## MATERIAL FOR THIS EXERCISE
..........
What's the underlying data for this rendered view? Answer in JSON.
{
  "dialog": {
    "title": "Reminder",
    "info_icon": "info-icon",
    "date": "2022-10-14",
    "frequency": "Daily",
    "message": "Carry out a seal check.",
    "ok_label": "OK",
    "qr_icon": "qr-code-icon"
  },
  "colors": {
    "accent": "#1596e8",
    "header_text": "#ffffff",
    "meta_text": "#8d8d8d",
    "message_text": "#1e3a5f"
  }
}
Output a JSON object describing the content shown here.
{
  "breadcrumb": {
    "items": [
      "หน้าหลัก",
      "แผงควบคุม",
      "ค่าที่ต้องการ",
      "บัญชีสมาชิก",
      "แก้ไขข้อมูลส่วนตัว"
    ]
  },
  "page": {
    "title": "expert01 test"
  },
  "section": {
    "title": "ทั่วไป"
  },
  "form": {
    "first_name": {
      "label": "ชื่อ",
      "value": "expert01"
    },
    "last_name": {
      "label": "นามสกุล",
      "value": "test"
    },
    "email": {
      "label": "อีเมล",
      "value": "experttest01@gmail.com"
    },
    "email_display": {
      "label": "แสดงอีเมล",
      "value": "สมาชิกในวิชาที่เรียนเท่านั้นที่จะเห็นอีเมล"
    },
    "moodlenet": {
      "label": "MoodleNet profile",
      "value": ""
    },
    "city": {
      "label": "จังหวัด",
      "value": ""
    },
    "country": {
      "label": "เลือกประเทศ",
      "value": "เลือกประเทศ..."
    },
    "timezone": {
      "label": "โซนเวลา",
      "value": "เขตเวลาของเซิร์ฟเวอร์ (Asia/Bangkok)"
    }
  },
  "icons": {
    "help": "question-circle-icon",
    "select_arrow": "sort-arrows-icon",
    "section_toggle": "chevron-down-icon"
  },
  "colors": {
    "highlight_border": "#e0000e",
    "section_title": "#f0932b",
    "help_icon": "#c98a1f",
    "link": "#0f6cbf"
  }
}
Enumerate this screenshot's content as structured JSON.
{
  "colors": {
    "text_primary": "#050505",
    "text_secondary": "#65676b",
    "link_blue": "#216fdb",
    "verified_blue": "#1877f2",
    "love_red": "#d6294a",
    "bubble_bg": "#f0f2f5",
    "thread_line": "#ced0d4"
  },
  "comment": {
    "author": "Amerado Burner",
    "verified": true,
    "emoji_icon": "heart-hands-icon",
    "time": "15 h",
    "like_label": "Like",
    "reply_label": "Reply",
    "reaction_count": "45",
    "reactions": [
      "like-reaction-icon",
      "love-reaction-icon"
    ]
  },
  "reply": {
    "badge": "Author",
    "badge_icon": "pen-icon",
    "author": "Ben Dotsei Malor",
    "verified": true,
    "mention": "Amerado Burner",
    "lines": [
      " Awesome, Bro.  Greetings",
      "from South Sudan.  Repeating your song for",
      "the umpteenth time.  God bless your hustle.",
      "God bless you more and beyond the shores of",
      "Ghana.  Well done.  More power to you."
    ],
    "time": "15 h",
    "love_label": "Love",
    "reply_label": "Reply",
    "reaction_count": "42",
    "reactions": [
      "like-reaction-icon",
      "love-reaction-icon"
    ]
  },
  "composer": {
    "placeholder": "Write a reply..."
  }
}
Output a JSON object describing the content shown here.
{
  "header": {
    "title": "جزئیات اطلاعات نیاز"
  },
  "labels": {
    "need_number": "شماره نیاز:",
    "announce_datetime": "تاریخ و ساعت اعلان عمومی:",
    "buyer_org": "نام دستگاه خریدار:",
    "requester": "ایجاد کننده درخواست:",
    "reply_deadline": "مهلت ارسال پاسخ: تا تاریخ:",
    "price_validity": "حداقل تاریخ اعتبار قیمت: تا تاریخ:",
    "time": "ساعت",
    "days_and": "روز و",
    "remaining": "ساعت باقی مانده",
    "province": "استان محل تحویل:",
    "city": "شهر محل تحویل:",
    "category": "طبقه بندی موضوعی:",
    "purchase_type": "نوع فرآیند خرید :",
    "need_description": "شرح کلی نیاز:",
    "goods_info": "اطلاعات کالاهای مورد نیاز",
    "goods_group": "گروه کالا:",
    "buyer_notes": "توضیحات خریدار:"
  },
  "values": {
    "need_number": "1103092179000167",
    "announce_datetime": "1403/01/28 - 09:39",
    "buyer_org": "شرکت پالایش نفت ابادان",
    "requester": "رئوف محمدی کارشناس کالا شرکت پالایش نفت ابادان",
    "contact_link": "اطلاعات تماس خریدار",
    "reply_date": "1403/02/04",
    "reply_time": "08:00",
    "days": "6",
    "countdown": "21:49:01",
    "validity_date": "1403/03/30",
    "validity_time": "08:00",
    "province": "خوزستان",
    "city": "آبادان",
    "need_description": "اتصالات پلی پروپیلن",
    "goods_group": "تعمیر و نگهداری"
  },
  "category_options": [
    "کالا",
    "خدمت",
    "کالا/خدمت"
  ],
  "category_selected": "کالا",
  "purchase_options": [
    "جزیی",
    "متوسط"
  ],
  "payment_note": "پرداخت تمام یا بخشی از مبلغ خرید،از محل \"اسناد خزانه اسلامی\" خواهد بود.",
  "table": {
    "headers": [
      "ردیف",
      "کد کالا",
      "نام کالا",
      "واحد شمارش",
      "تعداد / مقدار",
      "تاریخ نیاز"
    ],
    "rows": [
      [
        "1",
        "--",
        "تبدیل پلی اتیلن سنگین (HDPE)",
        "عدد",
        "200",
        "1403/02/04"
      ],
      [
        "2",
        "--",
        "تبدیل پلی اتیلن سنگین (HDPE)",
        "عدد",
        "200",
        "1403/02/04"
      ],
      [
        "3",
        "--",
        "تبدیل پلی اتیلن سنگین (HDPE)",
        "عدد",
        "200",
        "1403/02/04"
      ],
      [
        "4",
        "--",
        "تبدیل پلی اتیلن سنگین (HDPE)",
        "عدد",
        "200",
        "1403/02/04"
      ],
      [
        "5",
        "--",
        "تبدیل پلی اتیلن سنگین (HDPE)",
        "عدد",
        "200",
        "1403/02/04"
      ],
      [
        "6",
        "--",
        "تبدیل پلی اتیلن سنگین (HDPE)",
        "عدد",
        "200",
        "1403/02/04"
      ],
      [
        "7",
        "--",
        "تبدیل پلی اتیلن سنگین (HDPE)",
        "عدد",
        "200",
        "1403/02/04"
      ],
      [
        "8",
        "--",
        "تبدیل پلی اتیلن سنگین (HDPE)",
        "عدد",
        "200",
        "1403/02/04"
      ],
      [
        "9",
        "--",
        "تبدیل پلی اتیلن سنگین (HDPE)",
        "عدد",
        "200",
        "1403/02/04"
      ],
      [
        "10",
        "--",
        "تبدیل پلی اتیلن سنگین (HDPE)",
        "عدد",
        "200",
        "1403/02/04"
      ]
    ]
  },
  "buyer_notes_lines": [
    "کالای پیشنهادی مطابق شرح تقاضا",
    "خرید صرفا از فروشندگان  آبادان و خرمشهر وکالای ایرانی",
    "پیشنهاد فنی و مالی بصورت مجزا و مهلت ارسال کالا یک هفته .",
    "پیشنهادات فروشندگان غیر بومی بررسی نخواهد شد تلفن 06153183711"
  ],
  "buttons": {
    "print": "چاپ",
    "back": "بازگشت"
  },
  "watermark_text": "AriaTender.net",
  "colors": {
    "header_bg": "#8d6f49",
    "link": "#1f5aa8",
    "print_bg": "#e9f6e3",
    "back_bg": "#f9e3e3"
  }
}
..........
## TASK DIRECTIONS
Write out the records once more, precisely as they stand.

## SOLUTION TO THIS EXERCISE
What's the underlying data for this rendered view? Answer in JSON.
{
  "dialog": {
    "title": "Reminder",
    "info_icon": "info-icon",
    "date": "2022-10-14",
    "frequency": "Daily",
    "message": "Carry out a seal check.",
    "ok_label": "OK",
    "qr_icon": "qr-code-icon"
  },
  "colors": {
    "accent": "#1596e8",
    "header_text": "#ffffff",
    "meta_text": "#8d8d8d",
    "message_text": "#1e3a5f"
  }
}
Output a JSON object describing the content shown here.
{
  "breadcrumb": {
    "items": [
      "หน้าหลัก",
      "แผงควบคุม",
      "ค่าที่ต้องการ",
      "บัญชีสมาชิก",
      "แก้ไขข้อมูลส่วนตัว"
    ]
  },
  "page": {
    "title": "expert01 test"
  },
  "section": {
    "title": "ทั่วไป"
  },
  "form": {
    "first_name": {
      "label": "ชื่อ",
      "value": "expert01"
    },
    "last_name": {
      "label": "นามสกุล",
      "value": "test"
    },
    "email": {
      "label": "อีเมล",
      "value": "experttest01@gmail.com"
    },
    "email_display": {
      "label": "แสดงอีเมล",
      "value": "สมาชิกในวิชาที่เรียนเท่านั้นที่จะเห็นอีเมล"
    },
    "moodlenet": {
      "label": "MoodleNet profile",
      "value": ""
    },
    "city": {
      "label": "จังหวัด",
      "value": ""
    },
    "country": {
      "label": "เลือกประเทศ",
      "value": "เลือกประเทศ..."
    },
    "timezone": {
      "label": "โซนเวลา",
      "value": "เขตเวลาของเซิร์ฟเวอร์ (Asia/Bangkok)"
    }
  },
  "icons": {
    "help": "question-circle-icon",
    "select_arrow": "sort-arrows-icon",
    "section_toggle": "chevron-down-icon"
  },
  "colors": {
    "highlight_border": "#e0000e",
    "section_title": "#f0932b",
    "help_icon": "#c98a1f",
    "link": "#0f6cbf"
  }
}
Enumerate this screenshot's content as structured JSON.
{
  "colors": {
    "text_primary": "#050505",
    "text_secondary": "#65676b",
    "link_blue": "#216fdb",
    "verified_blue": "#1877f2",
    "love_red": "#d6294a",
    "bubble_bg": "#f0f2f5",
    "thread_line": "#ced0d4"
  },
  "comment": {
    "author": "Amerado Burner",
    "verified": true,
    "emoji_icon": "heart-hands-icon",
    "time": "15 h",
    "like_label": "Like",
    "reply_label": "Reply",
    "reaction_count": "45",
    "reactions": [
      "like-reaction-icon",
      "love-reaction-icon"
    ]
  },
  "reply": {
    "badge": "Author",
    "badge_icon": "pen-icon",
    "author": "Ben Dotsei Malor",
    "verified": true,
    "mention": "Amerado Burner",
    "lines": [
      " Awesome, Bro.  Greetings",
      "from South Sudan.  Repeating your song for",
      "the umpteenth time.  God bless your hustle.",
      "God bless you more and beyond the shores of",
      "Ghana.  Well done.  More power to you."
    ],
    "time": "15 h",
    "love_label": "Love",
    "reply_label": "Reply",
    "reaction_count": "42",
    "reactions": [
      "like-reaction-icon",
      "love-reaction-icon"
    ]
  },
  "composer": {
    "placeholder": "Write a reply..."
  }
}
Output a JSON object describing the content shown here.
{
  "header": {
    "title": "جزئیات اطلاعات نیاز"
  },
  "labels": {
    "need_number": "شماره نیاز:",
    "announce_datetime": "تاریخ و ساعت اعلان عمومی:",
    "buyer_org": "نام دستگاه خریدار:",
    "requester": "ایجاد کننده درخواست:",
    "reply_deadline": "مهلت ارسال پاسخ: تا تاریخ:",
    "price_validity": "حداقل تاریخ اعتبار قیمت: تا تاریخ:",
    "time": "ساعت",
    "days_and": "روز و",
    "remaining": "ساعت باقی مانده",
    "province": "استان محل تحویل:",
    "city": "شهر محل تحویل:",
    "category": "طبقه بندی موضوعی:",
    "purchase_type": "نوع فرآیند خرید :",
    "need_description": "شرح کلی نیاز:",
    "goods_info": "اطلاعات کالاهای مورد نیاز",
    "goods_group": "گروه کالا:",
    "buyer_notes": "توضیحات خریدار:"
  },
  "values": {
    "need_number": "1103092179000167",
    "announce_datetime": "1403/01/28 - 09:39",
    "buyer_org": "شرکت پالایش نفت ابادان",
    "requester": "رئوف محمدی کارشناس کالا شرکت پالایش نفت ابادان",
    "contact_link": "اطلاعات تماس خریدار",
    "reply_date": "1403/02/04",
    "reply_time": "08:00",
    "days": "6",
    "countdown": "21:49:01",
    "validity_date": "1403/03/30",
    "validity_time": "08:00",
    "province": "خوزستان",
    "city": "آبادان",
    "need_description": "اتصالات پلی پروپیلن",
    "goods_group": "تعمیر و نگهداری"
  },
  "category_options": [
    "کالا",
    "خدمت",
    "کالا/خدمت"
  ],
  "category_selected": "کالا",
  "purchase_options": [
    "جزیی",
    "متوسط"
  ],
  "payment_note": "پرداخت تمام یا بخشی از مبلغ خرید،از محل \"اسناد خزانه اسلامی\" خواهد بود.",
  "table": {
    "headers": [
      "ردیف",
      "کد کالا",
      "نام کالا",
      "واحد شمارش",
      "تعداد / مقدار",
      "تاریخ نیاز"
    ],
    "rows": [
      [
        "1",
        "--",
        "تبدیل پلی اتیلن سنگین (HDPE)",
        "عدد",
        "200",
        "1403/02/04"
      ],
      [
        "2",
        "--",
        "تبدیل پلی اتیلن سنگین (HDPE)",
        "عدد",
        "200",
        "1403/02/04"
      ],
      [
        "3",
        "--",
        "تبدیل پلی اتیلن سنگین (HDPE)",
        "عدد",
        "200",
        "1403/02/04"
      ],
      [
        "4",
        "--",
        "تبدیل پلی اتیلن سنگین (HDPE)",
        "عدد",
        "200",
        "1403/02/04"
      ],
      [
        "5",
        "--",
        "تبدیل پلی اتیلن سنگین (HDPE)",
        "عدد",
        "200",
        "1403/02/04"
      ],
      [
        "6",
        "--",
        "تبدیل پلی اتیلن سنگین (HDPE)",
        "عدد",
        "200",
        "1403/02/04"
      ],
      [
        "7",
        "--",
        "تبدیل پلی اتیلن سنگین (HDPE)",
        "عدد",
        "200",
        "1403/02/04"
      ],
      [
        "8",
        "--",
        "تبدیل پلی اتیلن سنگین (HDPE)",
        "عدد",
        "200",
        "1403/02/04"
      ],
      [
        "9",
        "--",
        "تبدیل پلی اتیلن سنگین (HDPE)",
        "عدد",
        "200",
        "1403/02/04"
      ],
      [
        "10",
        "--",
        "تبدیل پلی اتیلن سنگین (HDPE)",
        "عدد",
        "200",
        "1403/02/04"
      ]
    ]
  },
  "buyer_notes_lines": [
    "کالای پیشنهادی مطابق شرح تقاضا",
    "خرید صرفا از فروشندگان  آبادان و خرمشهر وکالای ایرانی",
    "پیشنهاد فنی و مالی بصورت مجزا و مهلت ارسال کالا یک هفته .",
    "پیشنهادات فروشندگان غیر بومی بررسی نخواهد شد تلفن 06153183711"
  ],
  "buttons": {
    "print": "چاپ",
    "back": "بازگشت"
  },
  "watermark_text": "AriaTender.net",
  "colors": {
    "header_bg": "#8d6f49",
    "link": "#1f5aa8",
    "print_bg": "#e9f6e3",
    "back_bg": "#f9e3e3"
  }
}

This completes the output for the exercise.